→ STORED DATA
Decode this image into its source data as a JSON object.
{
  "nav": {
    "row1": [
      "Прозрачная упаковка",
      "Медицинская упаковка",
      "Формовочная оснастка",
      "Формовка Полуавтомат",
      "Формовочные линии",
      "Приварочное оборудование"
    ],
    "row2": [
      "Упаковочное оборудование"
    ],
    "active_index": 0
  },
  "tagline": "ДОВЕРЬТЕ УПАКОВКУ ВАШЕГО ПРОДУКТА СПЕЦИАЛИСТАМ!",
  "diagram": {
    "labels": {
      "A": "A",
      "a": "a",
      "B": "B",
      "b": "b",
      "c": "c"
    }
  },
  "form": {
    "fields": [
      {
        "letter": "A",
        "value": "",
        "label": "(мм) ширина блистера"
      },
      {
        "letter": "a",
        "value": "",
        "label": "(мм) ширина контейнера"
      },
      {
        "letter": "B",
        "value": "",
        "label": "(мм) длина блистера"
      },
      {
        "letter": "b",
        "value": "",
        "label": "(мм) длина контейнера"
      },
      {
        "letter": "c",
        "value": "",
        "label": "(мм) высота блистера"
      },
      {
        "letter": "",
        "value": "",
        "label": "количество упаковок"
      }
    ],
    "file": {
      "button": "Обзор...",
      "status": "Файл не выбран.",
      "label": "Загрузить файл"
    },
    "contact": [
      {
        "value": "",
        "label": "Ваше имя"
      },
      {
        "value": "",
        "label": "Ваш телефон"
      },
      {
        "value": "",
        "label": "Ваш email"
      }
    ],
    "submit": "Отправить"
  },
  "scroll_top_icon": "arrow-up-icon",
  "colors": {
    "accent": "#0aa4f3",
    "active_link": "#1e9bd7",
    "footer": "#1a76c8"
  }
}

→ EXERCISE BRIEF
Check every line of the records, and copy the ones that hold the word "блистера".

→ WRITTEN RESPONSE
        "label": "(мм) ширина блистера"
        "label": "(мм) длина блистера"
        "label": "(мм) высота блистера"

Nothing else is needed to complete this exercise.